On Friday, January 12, 2024, the US Federal Trade Commission (FTC) announced its annual updates to the Clayton Act Section 8 enforcement thresholds, which are effective as of that date. In the last few years, both the FTC and DOJ have ramped up Section 8 enforcement efforts, which is anticipated not only to continue but also to expand in scope.
I. Updated Threshold for Interlocking Directorate Enforcement
Section 8 of the Clayton Act prohibits simultaneous service of officers or directors of two competing corporations (i.e., an “interlocking directorate”) if certain thresholds are met. Similar to the reportability thresholds under the Hart-Scott-Rodino Act (HSR Act) reporting statute, the Section 8 enforcement thresholds are adjusted annually based on changes to the US gross national product.
For 2024, an interlocking directorate is prohibited where:
- Each competitor corporation has capital, surplus, and undivided profits aggregating more than $48,559,000 (previously $45,257,000); AND
- Both competitor corporations have competitive sales of more than $4,855,900 (previously $4,525,700).

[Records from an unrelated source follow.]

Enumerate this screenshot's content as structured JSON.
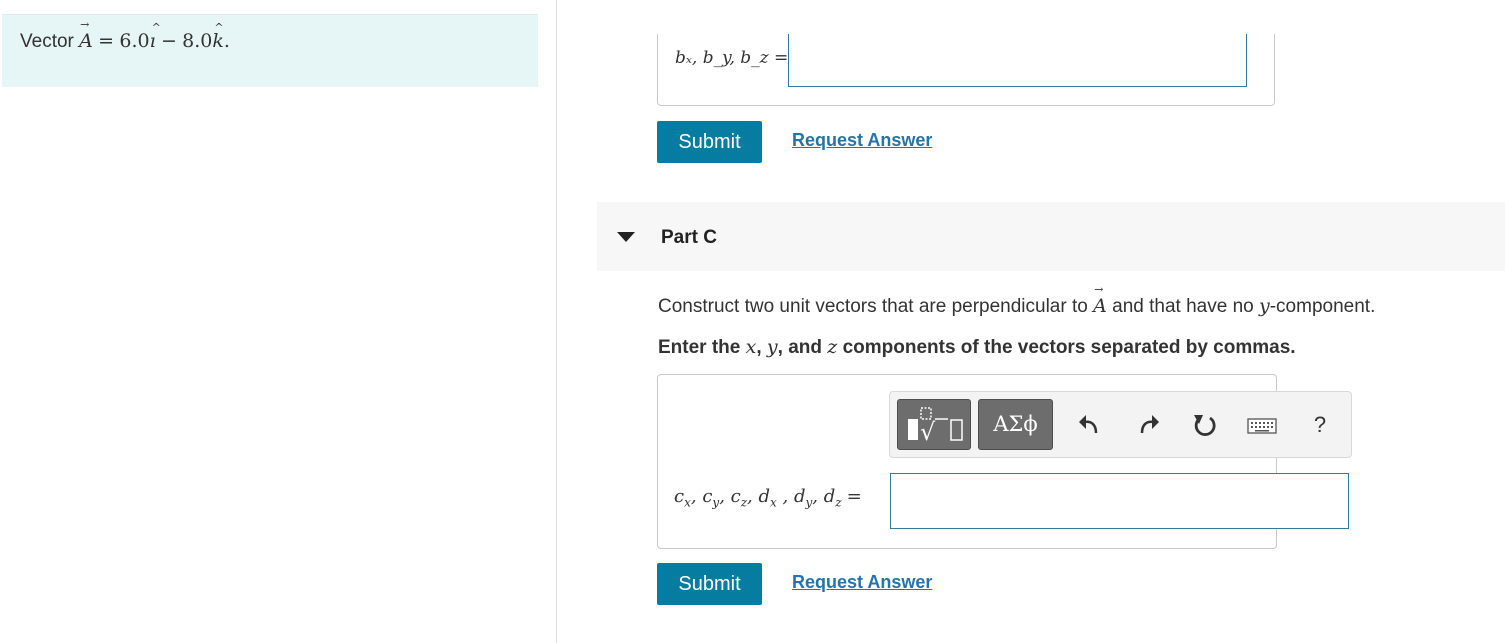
{
  "left": {
    "vector_word": "Vector",
    "vector_symbol": "A",
    "equals": "=",
    "coef_i": "6.0",
    "unit_i": "ı",
    "minus": "−",
    "coef_k": "8.0",
    "unit_k": "k",
    "period": "."
  },
  "part_b": {
    "label": "bₓ, b_y, b_z =",
    "input_value": "",
    "submit_label": "Submit",
    "request_label": "Request Answer"
  },
  "part_c": {
    "title": "Part C",
    "prompt_pre": "Construct two unit vectors that are perpendicular to",
    "prompt_vec": "A",
    "prompt_mid": "and that have no",
    "prompt_y": "y",
    "prompt_post": "-component.",
    "instr_pre": "Enter the",
    "instr_x": "x",
    "instr_sep": ",",
    "instr_y": "y",
    "instr_and": ", and",
    "instr_z": "z",
    "instr_post": "components of the vectors separated by commas.",
    "input_value": "",
    "submit_label": "Submit",
    "request_label": "Request Answer"
  },
  "toolbar": {
    "greek_label": "ΑΣϕ",
    "help_label": "?"
  },
  "icons": {
    "caret": "caret-down-icon",
    "templates": "math-templates-icon",
    "undo": "undo-icon",
    "redo": "redo-icon",
    "reset": "reset-icon",
    "keyboard": "keyboard-icon"
  },
  "colors": {
    "accent": "#077ca1",
    "link": "#2574a9",
    "problem_bg": "#e6f5f5",
    "part_header_bg": "#f7f7f7"
  }
}
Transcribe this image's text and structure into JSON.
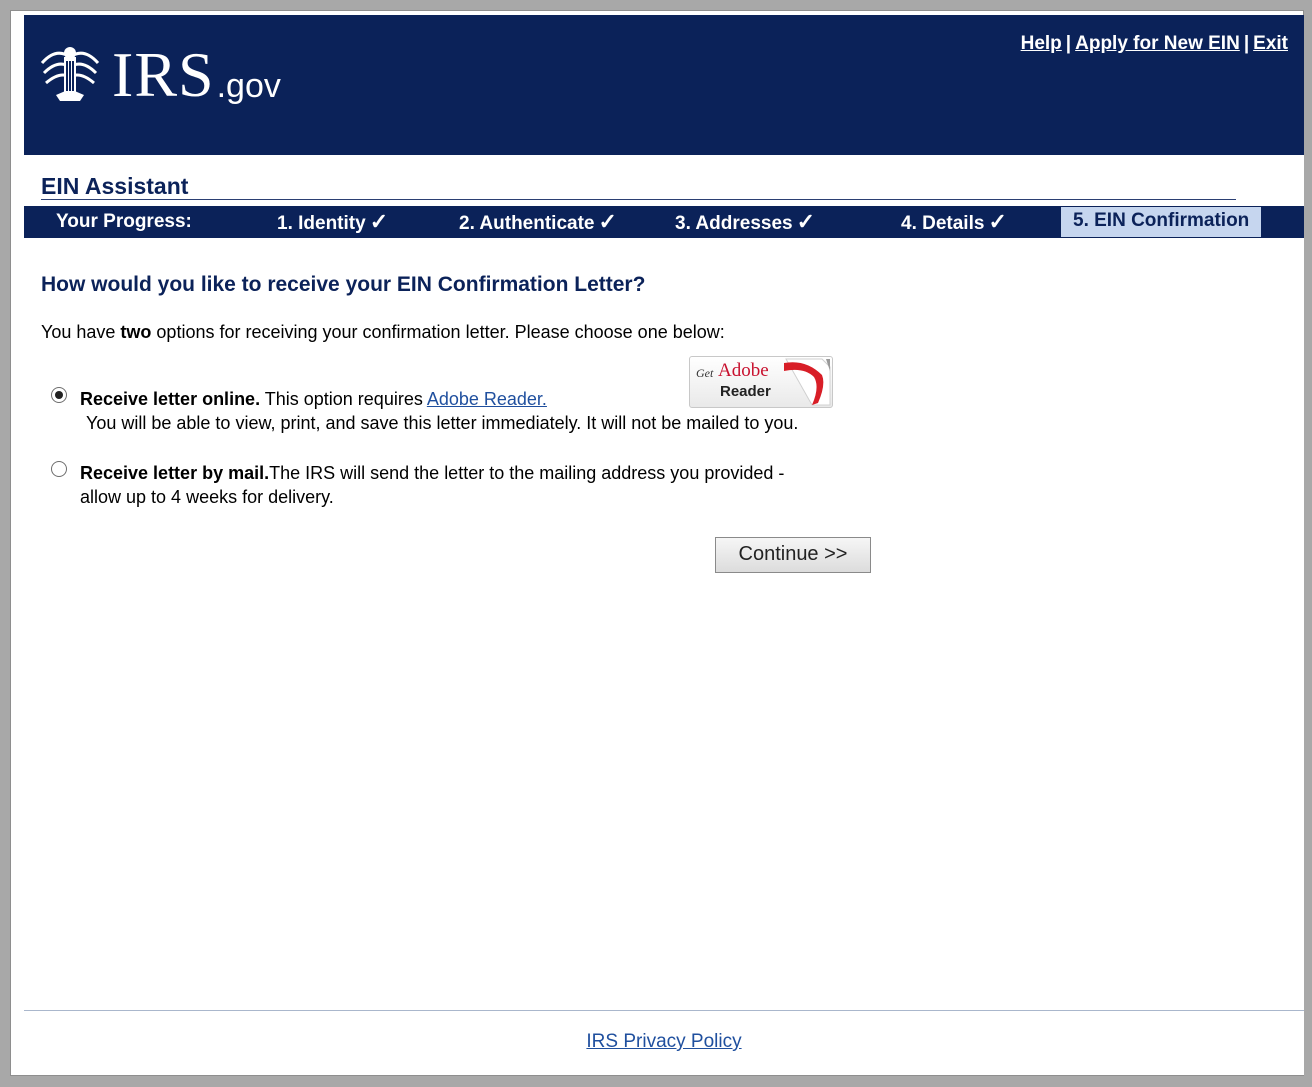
{
  "header": {
    "logo_main": "IRS",
    "logo_suffix": ".gov",
    "links": [
      "Help",
      "Apply for New EIN",
      "Exit"
    ],
    "separator": "|"
  },
  "assistant_title": "EIN Assistant",
  "progress": {
    "label": "Your Progress:",
    "steps": [
      {
        "label": "1. Identity",
        "done": true
      },
      {
        "label": "2. Authenticate",
        "done": true
      },
      {
        "label": "3. Addresses",
        "done": true
      },
      {
        "label": "4. Details",
        "done": true
      },
      {
        "label": "5. EIN Confirmation",
        "done": false,
        "current": true
      }
    ],
    "check_glyph": "✓"
  },
  "question": "How would you like to receive your EIN Confirmation Letter?",
  "intro": {
    "before": "You have ",
    "bold": "two",
    "after": " options for receiving your confirmation letter. Please choose one below:"
  },
  "options": {
    "online": {
      "selected": true,
      "bold": "Receive letter online.",
      "text": " This option requires ",
      "link": "Adobe Reader.",
      "line2": "You will be able to view, print, and save this letter immediately. It will not be mailed to you."
    },
    "mail": {
      "selected": false,
      "bold": "Receive letter by mail.",
      "text": "The IRS will send the letter to the mailing address you provided -",
      "line2": "allow up to 4 weeks for delivery."
    }
  },
  "adobe_badge": {
    "get": "Get",
    "brand": "Adobe",
    "product": "Reader"
  },
  "continue_label": "Continue >>",
  "footer_link": "IRS Privacy Policy",
  "colors": {
    "navy": "#0b2259",
    "current_step_bg": "#c6d6ef",
    "link": "#1f4f9e",
    "adobe_red": "#c8102e"
  }
}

Section 8 thresholds increased by about 7% (compared to a 10% increase last year). This variation reflects the slight slowdown in the US economy over the last US fiscal year.
II. Spotlight on Section 8 Enforcement by the US Antitrust Agencies
In recent years, both the US Federal Trade Commission (FTC) and the Antitrust Division of the US Department of Justice (DOJ) have reinvigorated Section 8 as an enforcement tool. In October 2022, March 2023, and August 2023, the DOJ announced that 14 directors resigned from boards in response to threatened Section 8 enforcement actions. Other companies have announced director resignations in the face of DOJ pressure.
On August 16, 2023, the FTC reached a settlement with Quantum Energy Partners and EQT Corporation to “prevent an interlocking directorate arrangement.” As we discussed in our August blog post, the FTC’s settlement in Quantum/EQT, for the first-time expanded the enforcement of Section 8 to apply to non-corporate entities (such as LLCs or partnerships) and required a prior approval notice for future board appointments. The Quantum/EQT settlement, which was entered into as part of an HSR Act investigation, demonstrates that the FTC is willing to impose interlocking directorate structural remedies, even where the underlying transaction does not raise competition issues.
Additionally, the FTC’s proposed changes to the HSR Act filing requirements include proposals that filers will provide information about officers and directors and their other board appointments, including any board observers and persons holding officer/director-like roles in LLCs or partnerships. As previously illustrated in our July blog post, this proposed rule change is an effort to uncover interlocking directorates in HSR filings for potential Section 8 enforcement.
III. Section 8 Enforcement Is Here to Stay
The demonstrable increase in Section 8 enforcement results, at least in part, from a concerted effort by the FTC and DOJ to “reactivate” a previously “underenforced part of [the US] antitrust laws.” Both US antitrust agencies have vowed to broaden Section 8’s boundaries to “pioneer a new category of antitrust enforcement.” Another factor is the focus of current leadership of the US Antitrust Agencies on private equity and financial sponsors as targets in antitrust investigations generally and in Section 8 enforcement actions specifically. Companies should consider what Section 8 compliance mechanisms they have in place, and those parties that are frequent HSR filers will have to consider how to track the officer/director information that will be required during the HSR process.
If you have any questions, feel free to reach out to our Merger Antitrust Team, including Jamillia Ferris, Mary Lehner, Bruce McCulloch, Jenn Mellott, Meghan Rissmiller, Jan Rybnicek, and Justin Stewart-Teitelbaum.